Drawing on positioning theory, the purpose of this paper is to characterize the activities and positions of students and supervisors at workplaces and on-campus skills…
Drawing on positioning theory, the purpose of this paper is to characterize the activities and positions of students and supervisors at workplaces and on-campus skills training sites across the higher health professional educations of medicine, sports science, and nursing. Furthermore, the study explored the impact of work-based learning (WBL) and skills training on students’ personal professional identity development.
A qualitative case study was conducted across six workplace sites and three on-campus skills training sites with 20 days of observation and 21 in-depth interviews. The data were inductively analyzed resulting in the identification of 12 characteristic narratives. This was followed by abductive analysis using Harré’s concept of positioning as the theoretical framework.
Across the three higher health professional educations, work-based and on-campus skills training sites were characterized by two learning spaces with distinct positions, rights, and duties. The WBL sites gave the students rich opportunities to position themselves, act independently, and behave as professionals seriously striving for mastery. On the on-campus sites, the students behaved less seriously, and were conscious of their rights to try out things, get support, and have fun.
The authors recommend that future studies explore aspects of professional identity formation due to its consequences for curriculum design, including the distribution of simulated spaces and professional spaces in students’ learning environments.
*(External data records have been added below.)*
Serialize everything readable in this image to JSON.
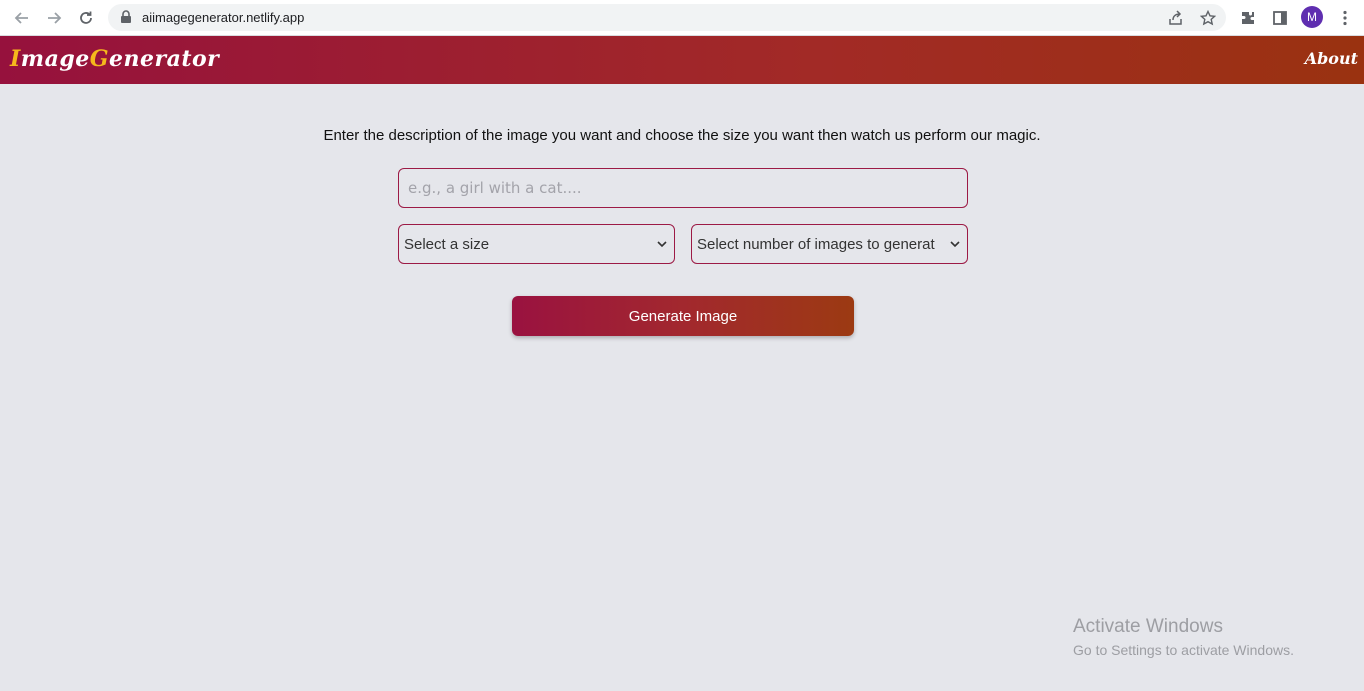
{
  "browser": {
    "url": "aiimagegenerator.netlify.app",
    "avatar_letter": "M",
    "icons": [
      "back-arrow-icon",
      "forward-arrow-icon",
      "reload-icon",
      "lock-icon",
      "share-icon",
      "star-icon",
      "extensions-icon",
      "side-panel-icon",
      "menu-icon"
    ]
  },
  "header": {
    "logo_first_letter": "I",
    "logo_part1": "mage",
    "logo_second_letter": "G",
    "logo_part2": "enerator",
    "about_label": "About"
  },
  "main": {
    "intro": "Enter the description of the image you want and choose the size you want then watch us perform our magic.",
    "prompt_placeholder": "e.g., a girl with a cat....",
    "size_select": "Select a size",
    "count_select": "Select number of images to generat",
    "generate_label": "Generate Image"
  },
  "watermark": {
    "title": "Activate Windows",
    "subtitle": "Go to Settings to activate Windows."
  },
  "colors": {
    "accent": "#9c1a45",
    "logo_highlight": "#f5b91c",
    "page_bg": "#e5e6eb"
  }
}
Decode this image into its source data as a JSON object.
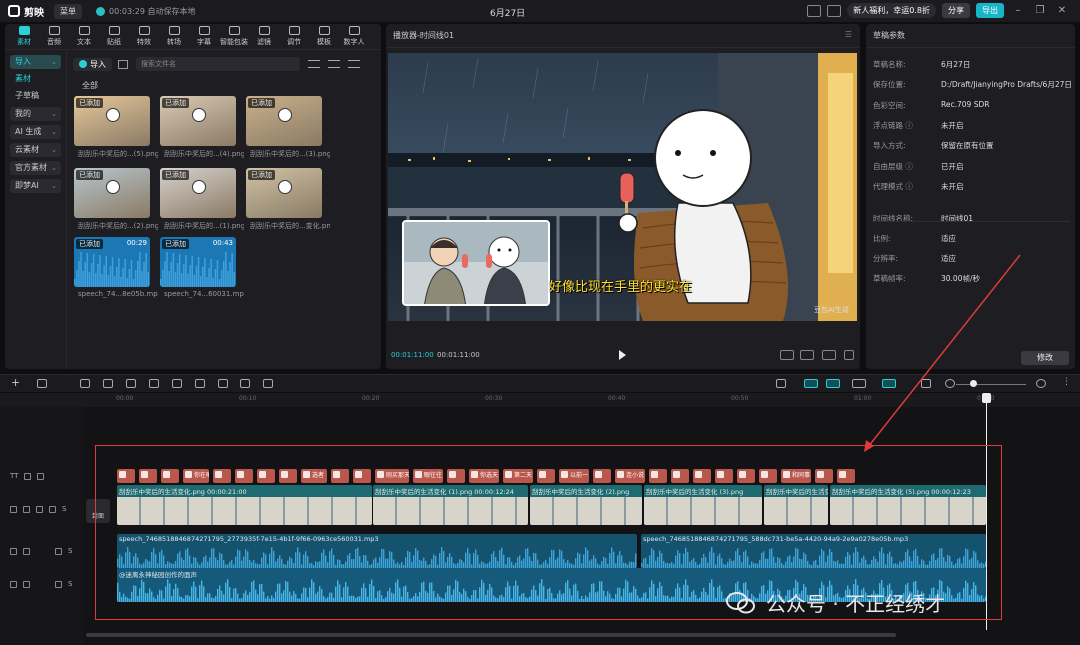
{
  "app": {
    "name": "剪映",
    "menu": "菜单",
    "autosave": "00:03:29 自动保存本地",
    "project_title": "6月27日"
  },
  "topbar": {
    "promo": "新人福利，幸运0.8折",
    "share": "分享",
    "export": "导出"
  },
  "tools": [
    "素材",
    "音频",
    "文本",
    "贴纸",
    "特效",
    "转场",
    "字幕",
    "智能包装",
    "滤镜",
    "调节",
    "模板",
    "数字人"
  ],
  "sidebar": {
    "items": [
      {
        "label": "导入",
        "active": true
      },
      {
        "label": "素材",
        "sub": true
      },
      {
        "label": "子草稿",
        "plain": true
      },
      {
        "label": "我的"
      },
      {
        "label": "AI 生成"
      },
      {
        "label": "云素材"
      },
      {
        "label": "官方素材"
      },
      {
        "label": "即梦AI"
      }
    ]
  },
  "media": {
    "import_label": "导入",
    "search_placeholder": "搜索文件名",
    "all_label": "全部",
    "items": [
      {
        "badge": "已添加",
        "name": "刮刮乐中奖后的...(5).png",
        "dur": ""
      },
      {
        "badge": "已添加",
        "name": "刮刮乐中奖后的...(4).png",
        "dur": ""
      },
      {
        "badge": "已添加",
        "name": "刮刮乐中奖后的...(3).png",
        "dur": ""
      },
      {
        "badge": "已添加",
        "name": "刮刮乐中奖后的...(2).png",
        "dur": ""
      },
      {
        "badge": "已添加",
        "name": "刮刮乐中奖后的...(1).png",
        "dur": ""
      },
      {
        "badge": "已添加",
        "name": "刮刮乐中奖后的...变化.png",
        "dur": ""
      },
      {
        "badge": "已添加",
        "name": "speech_74...8e05b.mp3",
        "dur": "00:29"
      },
      {
        "badge": "已添加",
        "name": "speech_74...60031.mp3",
        "dur": "00:43"
      }
    ]
  },
  "player": {
    "title": "播放器-时间线01",
    "subtitle": "好像比现在手里的更实在",
    "watermark": "豆包AI生成",
    "time_current": "00:01:11:00",
    "time_total": "00:01:11:00"
  },
  "props": {
    "title": "草稿参数",
    "rows": [
      {
        "label": "草稿名称:",
        "value": "6月27日"
      },
      {
        "label": "保存位置:",
        "value": "D:/Draft/JianyingPro Drafts/6月27日"
      },
      {
        "label": "色彩空间:",
        "value": "Rec.709 SDR"
      },
      {
        "label": "浮点链路 ⓘ",
        "value": "未开启"
      },
      {
        "label": "导入方式:",
        "value": "保留在原有位置"
      },
      {
        "label": "自由层级 ⓘ",
        "value": "已开启"
      },
      {
        "label": "代理模式 ⓘ",
        "value": "未开启"
      }
    ],
    "rows2": [
      {
        "label": "时间线名称:",
        "value": "时间线01"
      },
      {
        "label": "比例:",
        "value": "适应"
      },
      {
        "label": "分辨率:",
        "value": "适应"
      },
      {
        "label": "草稿帧率:",
        "value": "30.00帧/秒"
      }
    ],
    "modify": "修改"
  },
  "timeline": {
    "ticks": [
      "00:00",
      "00:10",
      "00:20",
      "00:30",
      "00:40",
      "00:50",
      "01:00",
      "01:10"
    ],
    "cover": "封面",
    "subtitle_clips": [
      "",
      "",
      "",
      "你在嘴",
      "",
      "",
      "",
      "",
      "选者",
      "",
      "",
      "刚买那天",
      "眼往往",
      "",
      "你选天",
      "第二天",
      "",
      "以前一",
      "",
      "连小说",
      "",
      "",
      "",
      "",
      "",
      "",
      "和同事",
      "",
      ""
    ],
    "video_clips": [
      {
        "label": "刮刮乐中奖后的生活变化.png  00:00:21:00"
      },
      {
        "label": "刮刮乐中奖后的生活变化 (1).png  00:00:12:24"
      },
      {
        "label": "刮刮乐中奖后的生活变化 (2).png"
      },
      {
        "label": "刮刮乐中奖后的生活变化 (3).png"
      },
      {
        "label": "刮刮乐中奖后的生活变化 (4).png"
      },
      {
        "label": "刮刮乐中奖后的生活变化 (5).png  00:00:12:23"
      }
    ],
    "audio1": [
      {
        "label": "speech_7468518846874271795_2773935f-7e15-4b1f-9f66-0963ce560031.mp3"
      },
      {
        "label": "speech_7468518846874271795_588dc731-be5a-4420-94a9-2e9a0278e05b.mp3"
      }
    ],
    "audio2": {
      "label": "@迷离永神秘园创作的面声"
    }
  },
  "watermark_footer": "公众号 · 不正经绣才",
  "colors": {
    "accent": "#2bd0d6",
    "subtitle_clip": "#b9574c",
    "video_clip": "#1d6a71",
    "audio_clip": "#14526e",
    "highlight_box": "#e03a3a"
  }
}
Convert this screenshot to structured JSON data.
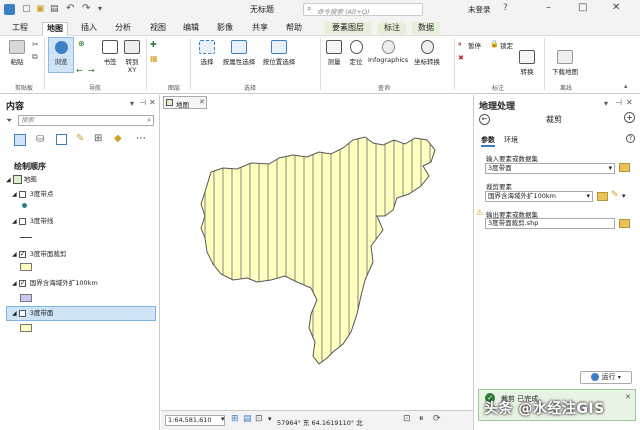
{
  "window": {
    "title": "无标题",
    "search_placeholder": "命令搜索 (Alt+Q)",
    "user": "未登录"
  },
  "menu": {
    "items": [
      "工程",
      "地图",
      "插入",
      "分析",
      "视图",
      "编辑",
      "影像",
      "共享",
      "帮助"
    ],
    "context_tab": "要素图层",
    "extra_tabs": [
      "标注",
      "数据"
    ],
    "active": "地图"
  },
  "ribbon": {
    "buttons": {
      "paste": "粘贴",
      "explore": "浏览",
      "bookmarks": "书签",
      "goto_xy": "转到 XY",
      "select": "选择",
      "select_by_attr": "按属性选择",
      "select_by_loc": "按位置选择",
      "measure": "测量",
      "locate": "定位",
      "infographics": "Infographics",
      "coord_convert": "坐标转换",
      "pause": "暂停",
      "lock": "锁定",
      "convert": "转换",
      "download_map": "下载地图"
    },
    "groups": {
      "clipboard": "剪贴板",
      "navigate": "导航",
      "layer": "图层",
      "selection": "选择",
      "inquiry": "查询",
      "labeling": "标注",
      "offline": "离线"
    }
  },
  "contents": {
    "title": "内容",
    "search_placeholder": "搜索",
    "drawing_order": "绘制顺序",
    "layers": [
      {
        "name": "地图",
        "checked": true,
        "symbol": "map"
      },
      {
        "name": "3度带点",
        "checked": false,
        "symbol": "point"
      },
      {
        "name": "3度带线",
        "checked": false,
        "symbol": "line"
      },
      {
        "name": "3度带面裁剪",
        "checked": true,
        "symbol": "poly-yellow"
      },
      {
        "name": "国界含海域外扩100km",
        "checked": true,
        "symbol": "poly-purple"
      },
      {
        "name": "3度带面",
        "checked": false,
        "symbol": "poly-yellow",
        "selected": true
      }
    ],
    "colors": {
      "poly_yellow": "#ffffc0",
      "poly_purple": "#c8c8f0",
      "selected_bg": "#cfe4f7"
    }
  },
  "map": {
    "tab": "地图",
    "scale": "1:64,581,610",
    "coords": "57964° 东 64.1619110° 北"
  },
  "geoprocessing": {
    "title": "地理处理",
    "tool": "裁剪",
    "tabs": [
      "参数",
      "环境"
    ],
    "input_label": "输入要素或数据集",
    "input_value": "3度带面",
    "clip_label": "裁剪要素",
    "clip_value": "国界含海域外扩100km",
    "output_label": "输出要素或数据集",
    "output_value": "3度带面裁剪.shp",
    "run": "运行",
    "status": "裁剪 已完成。"
  },
  "watermark": "头条 @水经注GIS"
}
This study adds to the empirical evidence and conceptual frameworks of personal and shared professional identity development in the field of skills and WBL, and it underlines the ongoing value of Harré’s positioning theory in educational research.